After the EGT contract was signed, ILWU officials were quick to claim a “victory.” Communications Director Merrilees made sure the labor and reformist left press echoed that characterization. Coast Committeeman Leal Sundet even boasted “The ILWU contract with EGT is key to standardization of the grain export industry on the West Coast. . .” (ILWU Dispatcher, January 2012). Yet, with such horrendous union losses longshore veterans countered that it was the “worst concessionary contract ever” (“ILWU Headed In Wrong Direction: EGT-Longview Longshore Contract — Worst Ever!”) and warned that it would whet the appetite of the other grain traders of the Pacific Northwest Grainhandlers’ Association, who’d extended their contract one year to see how EGT would fare in its war on the ILWU.
The EGT contract was a chumming for sharks, and now they smell blood. In September 2012, all the other grain handlers demanded similar concessions in a laundry list of non-negotiable demands. That’s when Christmas cargo was peaking, the East Coast dockworkers’ contract of the International Longshoremen’s Association (ILA) had expired, and grain elevators were brimming full. It was the time to strike together.
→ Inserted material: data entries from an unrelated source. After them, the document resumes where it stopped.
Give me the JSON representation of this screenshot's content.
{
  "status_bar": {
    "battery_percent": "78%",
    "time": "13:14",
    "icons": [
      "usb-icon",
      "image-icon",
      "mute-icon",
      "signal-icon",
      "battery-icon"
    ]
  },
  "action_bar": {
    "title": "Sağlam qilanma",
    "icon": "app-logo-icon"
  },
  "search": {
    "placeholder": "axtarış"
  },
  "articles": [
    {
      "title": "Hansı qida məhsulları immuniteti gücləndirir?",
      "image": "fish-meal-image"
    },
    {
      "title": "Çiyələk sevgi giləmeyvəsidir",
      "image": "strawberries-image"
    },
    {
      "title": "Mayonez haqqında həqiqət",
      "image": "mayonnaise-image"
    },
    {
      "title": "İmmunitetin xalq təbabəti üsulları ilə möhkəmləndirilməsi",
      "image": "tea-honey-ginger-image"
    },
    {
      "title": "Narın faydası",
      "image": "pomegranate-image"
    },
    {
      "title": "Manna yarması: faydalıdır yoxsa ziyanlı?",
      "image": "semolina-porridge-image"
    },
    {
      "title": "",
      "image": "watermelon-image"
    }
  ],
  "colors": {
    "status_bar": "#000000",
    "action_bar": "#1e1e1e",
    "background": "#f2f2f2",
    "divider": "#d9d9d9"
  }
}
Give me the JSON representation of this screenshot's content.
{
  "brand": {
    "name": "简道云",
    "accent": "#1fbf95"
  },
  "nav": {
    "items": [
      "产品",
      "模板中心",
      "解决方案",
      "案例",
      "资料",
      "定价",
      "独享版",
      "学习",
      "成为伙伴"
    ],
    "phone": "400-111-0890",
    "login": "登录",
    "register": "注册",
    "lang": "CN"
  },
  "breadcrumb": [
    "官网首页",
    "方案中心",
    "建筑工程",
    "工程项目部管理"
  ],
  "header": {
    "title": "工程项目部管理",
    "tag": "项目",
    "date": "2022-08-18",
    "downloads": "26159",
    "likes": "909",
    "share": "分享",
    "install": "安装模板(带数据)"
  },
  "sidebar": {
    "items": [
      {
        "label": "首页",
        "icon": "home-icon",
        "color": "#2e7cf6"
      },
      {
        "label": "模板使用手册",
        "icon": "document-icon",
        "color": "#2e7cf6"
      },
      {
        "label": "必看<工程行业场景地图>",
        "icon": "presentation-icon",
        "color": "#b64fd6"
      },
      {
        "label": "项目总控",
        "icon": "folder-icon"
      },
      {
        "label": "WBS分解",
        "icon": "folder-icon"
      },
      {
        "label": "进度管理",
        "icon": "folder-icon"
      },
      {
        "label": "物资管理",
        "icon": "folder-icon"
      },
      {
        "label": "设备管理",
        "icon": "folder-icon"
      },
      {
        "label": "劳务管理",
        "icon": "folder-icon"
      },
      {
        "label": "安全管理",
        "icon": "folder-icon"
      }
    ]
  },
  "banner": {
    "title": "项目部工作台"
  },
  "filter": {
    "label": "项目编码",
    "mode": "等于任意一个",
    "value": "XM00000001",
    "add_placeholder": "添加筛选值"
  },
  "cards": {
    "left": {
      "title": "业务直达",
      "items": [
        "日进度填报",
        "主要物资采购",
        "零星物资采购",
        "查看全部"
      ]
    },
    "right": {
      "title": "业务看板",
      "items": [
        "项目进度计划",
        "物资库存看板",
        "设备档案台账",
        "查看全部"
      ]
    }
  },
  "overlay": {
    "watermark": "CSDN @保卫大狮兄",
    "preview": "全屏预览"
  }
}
However, ILA President Harold Daggett gave the USMX employers what they wanted, an extension of the contract past Christmas, abandoning the best chance for solidarity between the two longshore unions. After the Christmas holiday, ILWU longshoremen voted to reject the PNGA demands by 94%. But they stood alone now.
ILWU president “Big Bob” McEllrath and Coast Committeeman Sundet got busy with their nationalistic campaign and negotiated a temporary agreement with Cargill/TEMCO containing many of the same giveaways as in the EGT contract. They hailed it as a “win-win” contract and sold it to the membership. But ILWU’s press releases failed to report that the largest grain port on the West Coast, Portland Local 8, voted “no”!
The day after ratification United Grain locked out longshoremen and hired scabs of the Gettier (strikebreaking) Services in February. Columbia Grain followed suit in May. This is the same strikebreaking outfit that was used in ILWU’s Boron lockout in 2010. According to ILWU miners, scabs are still in the Boron mine today!
Portland Leads the Way for ILWU and All of Labor!
Portland longshoremen voted to hold a rally in a park near Columbia Grain June 1. Seven different union locals in the Portland area voted motions to help build the rally as a show of labor solidarity and power. But the ILWU International officers loudly opposed any such rally. It could lead to an injunction or fines, they argued, and the time to picket is at harvest time. Yet they didn’t do it last year when the time was ripe, and if they wait until next fall to react, the union may not be able to flex its muscle.
Already, these union bureaucrats have had over three months since the lockouts began to organize mass picketing to stop the scabs and haven’t. Meanwhile, there’s simmering anger amongst the rank-and-file longshoremen. Members of Los Angeles Local 13, the largest local on the Coast with 60% of the longshore membership, came up to Portland for the rally, though it was cancelled, and joined the picket line. Any gain in maritime has been made by the workers themselves taking the bull by the horn and taking care of business. It’s no different today.
The fate of hard-fought union gains and the future of the ILWU is in their hands. It’s either business unionism and defeat, or class-struggle unionism together with all of labor and its supporters. Which road will it be? It’s up to the membership to decide.
Jack Heyman was a seaman in the National Maritime Union and member of the Militant-Solidarity Caucus. In 1980, he joined ILWU, working on barges and later longshore. Now retired, he chairs the Transport Workers Solidarity Committee (at www.transportworkers.org) and continues to write on labor and politics.